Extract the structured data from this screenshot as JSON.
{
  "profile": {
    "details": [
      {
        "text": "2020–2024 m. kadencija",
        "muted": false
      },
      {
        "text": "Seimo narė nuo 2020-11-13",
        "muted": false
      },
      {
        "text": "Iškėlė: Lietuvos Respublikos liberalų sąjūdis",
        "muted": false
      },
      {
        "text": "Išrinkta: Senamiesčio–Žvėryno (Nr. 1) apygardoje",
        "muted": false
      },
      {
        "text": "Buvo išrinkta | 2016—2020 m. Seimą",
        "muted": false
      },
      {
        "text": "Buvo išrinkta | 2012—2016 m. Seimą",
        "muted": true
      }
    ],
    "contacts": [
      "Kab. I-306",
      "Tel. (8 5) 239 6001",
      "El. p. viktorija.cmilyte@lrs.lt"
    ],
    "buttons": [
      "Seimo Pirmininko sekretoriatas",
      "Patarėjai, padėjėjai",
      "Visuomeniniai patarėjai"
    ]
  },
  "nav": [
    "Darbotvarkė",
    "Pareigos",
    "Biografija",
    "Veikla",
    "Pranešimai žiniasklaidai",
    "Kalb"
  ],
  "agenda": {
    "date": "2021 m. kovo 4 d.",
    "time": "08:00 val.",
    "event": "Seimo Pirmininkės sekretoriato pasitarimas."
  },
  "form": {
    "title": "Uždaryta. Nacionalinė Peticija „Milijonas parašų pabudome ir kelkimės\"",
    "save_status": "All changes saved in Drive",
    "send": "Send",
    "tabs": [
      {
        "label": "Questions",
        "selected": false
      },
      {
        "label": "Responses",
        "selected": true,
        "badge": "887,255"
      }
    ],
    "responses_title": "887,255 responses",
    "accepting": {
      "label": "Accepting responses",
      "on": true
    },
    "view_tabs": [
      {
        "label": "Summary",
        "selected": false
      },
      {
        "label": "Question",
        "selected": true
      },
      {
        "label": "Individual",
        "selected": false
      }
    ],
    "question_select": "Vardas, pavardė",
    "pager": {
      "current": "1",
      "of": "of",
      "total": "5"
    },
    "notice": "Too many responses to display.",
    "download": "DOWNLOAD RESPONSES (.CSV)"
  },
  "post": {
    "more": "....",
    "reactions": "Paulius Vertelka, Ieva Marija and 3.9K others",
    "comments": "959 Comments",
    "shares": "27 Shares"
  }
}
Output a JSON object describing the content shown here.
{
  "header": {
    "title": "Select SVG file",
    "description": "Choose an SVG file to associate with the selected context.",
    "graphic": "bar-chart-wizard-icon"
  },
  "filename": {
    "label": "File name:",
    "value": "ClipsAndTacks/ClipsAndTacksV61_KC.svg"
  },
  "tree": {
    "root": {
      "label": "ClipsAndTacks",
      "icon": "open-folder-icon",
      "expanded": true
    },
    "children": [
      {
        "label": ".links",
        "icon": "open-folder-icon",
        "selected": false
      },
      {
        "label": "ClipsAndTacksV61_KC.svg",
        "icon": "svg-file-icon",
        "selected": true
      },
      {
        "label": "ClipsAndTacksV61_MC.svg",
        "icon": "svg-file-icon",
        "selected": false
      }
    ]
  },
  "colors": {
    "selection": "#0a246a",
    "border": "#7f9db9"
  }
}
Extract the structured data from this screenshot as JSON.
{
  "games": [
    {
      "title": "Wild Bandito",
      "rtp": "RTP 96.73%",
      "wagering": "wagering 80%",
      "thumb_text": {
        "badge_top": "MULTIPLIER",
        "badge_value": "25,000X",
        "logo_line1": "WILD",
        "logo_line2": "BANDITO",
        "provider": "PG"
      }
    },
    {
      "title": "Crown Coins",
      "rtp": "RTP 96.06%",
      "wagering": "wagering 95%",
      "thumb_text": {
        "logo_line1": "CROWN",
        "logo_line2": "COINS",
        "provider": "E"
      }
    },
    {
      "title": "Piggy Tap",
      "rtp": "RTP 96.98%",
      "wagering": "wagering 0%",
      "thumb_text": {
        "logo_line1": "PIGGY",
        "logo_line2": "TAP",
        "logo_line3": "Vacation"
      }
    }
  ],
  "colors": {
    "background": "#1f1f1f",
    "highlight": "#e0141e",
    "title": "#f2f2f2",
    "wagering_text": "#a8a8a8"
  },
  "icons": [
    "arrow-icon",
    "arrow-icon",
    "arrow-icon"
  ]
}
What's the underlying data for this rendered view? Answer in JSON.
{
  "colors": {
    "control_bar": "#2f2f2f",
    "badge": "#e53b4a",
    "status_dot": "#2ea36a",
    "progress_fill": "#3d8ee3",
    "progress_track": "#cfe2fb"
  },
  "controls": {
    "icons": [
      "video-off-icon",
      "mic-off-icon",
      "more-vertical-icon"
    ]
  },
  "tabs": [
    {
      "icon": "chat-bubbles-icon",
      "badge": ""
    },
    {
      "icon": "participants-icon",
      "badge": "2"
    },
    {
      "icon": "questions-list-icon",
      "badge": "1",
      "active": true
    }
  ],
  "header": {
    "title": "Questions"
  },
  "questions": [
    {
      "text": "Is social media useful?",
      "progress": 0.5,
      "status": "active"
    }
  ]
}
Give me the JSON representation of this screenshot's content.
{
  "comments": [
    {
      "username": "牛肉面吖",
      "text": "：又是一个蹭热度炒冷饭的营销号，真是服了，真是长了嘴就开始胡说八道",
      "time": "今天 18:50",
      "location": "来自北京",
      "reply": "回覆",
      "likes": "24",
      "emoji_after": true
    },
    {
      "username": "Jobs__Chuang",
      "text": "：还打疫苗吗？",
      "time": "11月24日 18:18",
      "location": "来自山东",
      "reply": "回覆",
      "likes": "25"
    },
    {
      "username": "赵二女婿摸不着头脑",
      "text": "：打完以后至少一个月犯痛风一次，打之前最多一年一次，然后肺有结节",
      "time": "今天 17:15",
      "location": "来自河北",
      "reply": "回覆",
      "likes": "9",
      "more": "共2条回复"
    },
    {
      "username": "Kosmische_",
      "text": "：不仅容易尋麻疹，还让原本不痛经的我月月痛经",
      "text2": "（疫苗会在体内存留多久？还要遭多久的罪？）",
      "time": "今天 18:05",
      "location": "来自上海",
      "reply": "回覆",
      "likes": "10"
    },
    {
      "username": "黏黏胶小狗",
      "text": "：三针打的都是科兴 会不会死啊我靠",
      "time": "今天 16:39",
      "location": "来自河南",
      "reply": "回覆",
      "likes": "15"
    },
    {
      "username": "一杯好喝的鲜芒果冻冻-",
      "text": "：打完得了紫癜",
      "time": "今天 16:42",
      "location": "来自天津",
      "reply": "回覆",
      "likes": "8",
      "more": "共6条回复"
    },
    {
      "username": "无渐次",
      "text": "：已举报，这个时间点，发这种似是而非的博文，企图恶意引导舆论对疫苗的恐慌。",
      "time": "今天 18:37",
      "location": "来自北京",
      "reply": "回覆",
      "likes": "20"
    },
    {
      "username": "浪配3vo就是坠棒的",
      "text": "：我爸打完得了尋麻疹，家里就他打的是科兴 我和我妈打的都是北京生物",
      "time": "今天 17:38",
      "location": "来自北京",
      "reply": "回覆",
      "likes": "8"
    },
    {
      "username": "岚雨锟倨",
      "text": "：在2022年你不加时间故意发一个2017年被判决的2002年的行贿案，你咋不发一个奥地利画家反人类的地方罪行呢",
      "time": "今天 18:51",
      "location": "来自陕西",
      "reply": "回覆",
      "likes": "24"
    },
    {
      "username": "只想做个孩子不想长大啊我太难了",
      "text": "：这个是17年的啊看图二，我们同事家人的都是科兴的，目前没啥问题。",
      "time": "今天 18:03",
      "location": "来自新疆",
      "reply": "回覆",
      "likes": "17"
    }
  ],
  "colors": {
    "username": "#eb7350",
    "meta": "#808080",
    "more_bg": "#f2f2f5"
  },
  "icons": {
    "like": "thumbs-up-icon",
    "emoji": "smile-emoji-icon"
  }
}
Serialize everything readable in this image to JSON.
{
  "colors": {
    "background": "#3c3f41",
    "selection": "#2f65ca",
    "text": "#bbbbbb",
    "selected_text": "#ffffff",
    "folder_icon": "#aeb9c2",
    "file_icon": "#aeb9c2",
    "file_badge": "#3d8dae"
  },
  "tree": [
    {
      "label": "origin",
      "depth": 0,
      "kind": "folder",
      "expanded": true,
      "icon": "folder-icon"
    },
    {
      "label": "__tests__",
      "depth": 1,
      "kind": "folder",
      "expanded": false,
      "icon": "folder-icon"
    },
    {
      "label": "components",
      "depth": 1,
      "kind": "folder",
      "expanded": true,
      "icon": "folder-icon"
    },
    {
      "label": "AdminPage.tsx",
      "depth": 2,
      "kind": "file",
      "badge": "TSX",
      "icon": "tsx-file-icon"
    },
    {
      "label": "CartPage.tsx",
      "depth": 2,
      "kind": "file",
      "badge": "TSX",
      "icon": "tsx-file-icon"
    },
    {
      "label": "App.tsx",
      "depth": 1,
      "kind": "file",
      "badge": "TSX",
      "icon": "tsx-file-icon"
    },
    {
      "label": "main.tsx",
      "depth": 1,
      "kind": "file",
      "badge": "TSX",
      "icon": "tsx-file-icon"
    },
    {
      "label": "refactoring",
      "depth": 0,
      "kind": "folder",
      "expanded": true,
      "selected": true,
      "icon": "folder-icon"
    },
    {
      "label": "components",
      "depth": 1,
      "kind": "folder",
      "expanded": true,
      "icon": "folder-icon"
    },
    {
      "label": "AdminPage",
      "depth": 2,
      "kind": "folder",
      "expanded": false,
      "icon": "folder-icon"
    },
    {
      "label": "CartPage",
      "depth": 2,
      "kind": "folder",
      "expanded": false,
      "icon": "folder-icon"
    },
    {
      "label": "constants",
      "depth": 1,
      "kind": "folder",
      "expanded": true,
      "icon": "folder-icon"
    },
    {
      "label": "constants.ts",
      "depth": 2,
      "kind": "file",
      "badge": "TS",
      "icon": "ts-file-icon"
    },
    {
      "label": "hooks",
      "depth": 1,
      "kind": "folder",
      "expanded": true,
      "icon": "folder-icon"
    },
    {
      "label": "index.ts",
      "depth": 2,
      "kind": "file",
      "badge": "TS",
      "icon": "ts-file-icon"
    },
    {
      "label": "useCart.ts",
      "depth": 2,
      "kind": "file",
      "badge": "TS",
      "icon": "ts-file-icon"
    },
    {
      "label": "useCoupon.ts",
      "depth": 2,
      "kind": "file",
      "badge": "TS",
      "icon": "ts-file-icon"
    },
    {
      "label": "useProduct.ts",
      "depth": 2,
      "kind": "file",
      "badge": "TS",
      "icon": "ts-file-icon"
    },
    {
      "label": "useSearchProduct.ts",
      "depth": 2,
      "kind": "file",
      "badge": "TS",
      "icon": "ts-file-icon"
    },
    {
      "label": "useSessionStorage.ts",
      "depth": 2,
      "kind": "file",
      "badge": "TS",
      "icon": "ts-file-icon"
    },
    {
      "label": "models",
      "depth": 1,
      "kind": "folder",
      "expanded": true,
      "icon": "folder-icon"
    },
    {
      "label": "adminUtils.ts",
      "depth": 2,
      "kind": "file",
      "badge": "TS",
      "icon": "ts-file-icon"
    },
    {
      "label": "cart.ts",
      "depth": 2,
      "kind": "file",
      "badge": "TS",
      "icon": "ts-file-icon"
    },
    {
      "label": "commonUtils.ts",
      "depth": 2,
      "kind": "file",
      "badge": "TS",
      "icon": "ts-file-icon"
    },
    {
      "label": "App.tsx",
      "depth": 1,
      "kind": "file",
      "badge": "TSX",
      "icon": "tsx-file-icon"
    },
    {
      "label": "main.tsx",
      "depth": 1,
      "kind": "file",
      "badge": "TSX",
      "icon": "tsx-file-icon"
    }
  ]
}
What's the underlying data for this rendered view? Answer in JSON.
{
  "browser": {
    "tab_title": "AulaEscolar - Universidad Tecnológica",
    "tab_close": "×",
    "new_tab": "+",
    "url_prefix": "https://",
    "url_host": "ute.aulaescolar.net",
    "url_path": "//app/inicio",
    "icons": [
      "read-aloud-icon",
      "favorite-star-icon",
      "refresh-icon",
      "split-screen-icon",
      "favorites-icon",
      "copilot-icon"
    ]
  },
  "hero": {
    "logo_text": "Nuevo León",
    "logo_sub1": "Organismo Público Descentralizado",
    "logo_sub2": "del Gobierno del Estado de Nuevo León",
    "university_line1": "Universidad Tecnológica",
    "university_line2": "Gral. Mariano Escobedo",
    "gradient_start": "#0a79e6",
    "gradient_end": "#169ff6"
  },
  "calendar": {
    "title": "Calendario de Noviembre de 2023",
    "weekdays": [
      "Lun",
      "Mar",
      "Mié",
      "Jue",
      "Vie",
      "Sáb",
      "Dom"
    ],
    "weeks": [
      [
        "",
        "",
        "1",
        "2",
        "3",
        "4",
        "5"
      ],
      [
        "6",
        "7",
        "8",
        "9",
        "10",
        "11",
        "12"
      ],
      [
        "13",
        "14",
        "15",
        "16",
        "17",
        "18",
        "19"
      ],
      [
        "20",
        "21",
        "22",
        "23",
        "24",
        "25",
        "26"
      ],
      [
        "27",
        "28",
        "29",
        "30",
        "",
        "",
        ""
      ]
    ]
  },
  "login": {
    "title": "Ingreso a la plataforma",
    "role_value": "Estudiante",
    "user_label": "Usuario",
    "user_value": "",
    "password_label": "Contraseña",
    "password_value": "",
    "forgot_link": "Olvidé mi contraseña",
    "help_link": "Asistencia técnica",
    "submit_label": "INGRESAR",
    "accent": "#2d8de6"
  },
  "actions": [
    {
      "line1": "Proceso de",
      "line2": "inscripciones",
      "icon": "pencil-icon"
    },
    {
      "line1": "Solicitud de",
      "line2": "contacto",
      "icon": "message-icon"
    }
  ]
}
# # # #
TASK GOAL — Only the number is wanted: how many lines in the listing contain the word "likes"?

COMPLETED EXERCISE — 10